Listeria is a foodborne illness caused by bacteria that is able to grow at refrigeration temperatures. Outbreaks in recent years have been linked to contaminated coleslaw, milk, and cheese. Listeria is caused by bacteria frequently found in soil, water and plant matter. Listeria can be present in raw milk and soft cheese products or raw vegetables. Poultry, meats (including processed meats like hot dogs and lunch meat) and prepared, chilled ready-to- eat foods may also have the bacteria.

Flu-like symptoms, including nausea, vomiting, diarrhea, headache, chills and fever in otherwise healthy adults generally begin 2 days to 3 weeks after contaminated food is eaten. In newborn infants, it can cause meningitis (which is inflammation of the brain and spinal cord), severe retardation and even death. The elderly and those who are already ill or who have lowered immunity are also at high risk.

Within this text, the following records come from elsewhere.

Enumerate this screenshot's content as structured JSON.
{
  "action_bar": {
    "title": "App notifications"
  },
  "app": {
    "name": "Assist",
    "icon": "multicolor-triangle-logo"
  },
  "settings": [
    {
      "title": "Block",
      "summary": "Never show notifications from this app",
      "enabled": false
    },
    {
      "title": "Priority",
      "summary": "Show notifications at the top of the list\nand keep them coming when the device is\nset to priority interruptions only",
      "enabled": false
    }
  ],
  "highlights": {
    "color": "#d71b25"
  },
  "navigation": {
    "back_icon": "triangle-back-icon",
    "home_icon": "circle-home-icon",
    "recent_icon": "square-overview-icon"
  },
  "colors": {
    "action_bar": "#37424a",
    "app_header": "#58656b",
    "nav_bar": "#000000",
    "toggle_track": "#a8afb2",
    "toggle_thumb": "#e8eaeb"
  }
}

Fortunately, poisoning from listeria and most foodborne illness CAN be prevented. Do not buy dairy products that are raw or say unpasteurized. Wash or peel raw vegetables. Cook meat and poultry thoroughly or until juices are clear, not pink or red. Proper cooking WILL kill the bacteria. Refrigerate leftovers in shallow containers right after eating. When microwaving, carefully follow the owner’s manual and rotate food to make sure it is cooked thoroughly and evenly. When reheating leftover food or cooking ready-to-eat refrigerated foods or hot dogs, cook until steaming hot. Make sure to bring “wet” foods like sauces, gravies and soups to a full boil. Pregnant women and other high risk groups are advised to carefully observe “keep refrigerated”, “sell by”, and “use by” dates on processed products.

Also, wash hands, knives, cutting boards and counters with soap and water after contact with raw meat or poultry. Never allow raw meat juices to mix with foods that will not be cooked.

Food processors also have a responsibility in preventing Listeria through careful monitoring procedures. Prevention is the responsibility of food processors as well as consumers.

In summary, Listeria can be prevented. The guidelines to follow are:

  • Do not buy unpasteurized milk or dairy products
  • Wash or peel raw vegetables
  • Cook meat and poultry until well done
  • Reheat leftovers until steaming hot
  • Carefully follow “keep refrigerated”, “sell by” and “use by” dates
  • Wash hands and preparation areas often when handling food Remember, you can control foodborne illness by proper cooking and handling techniques.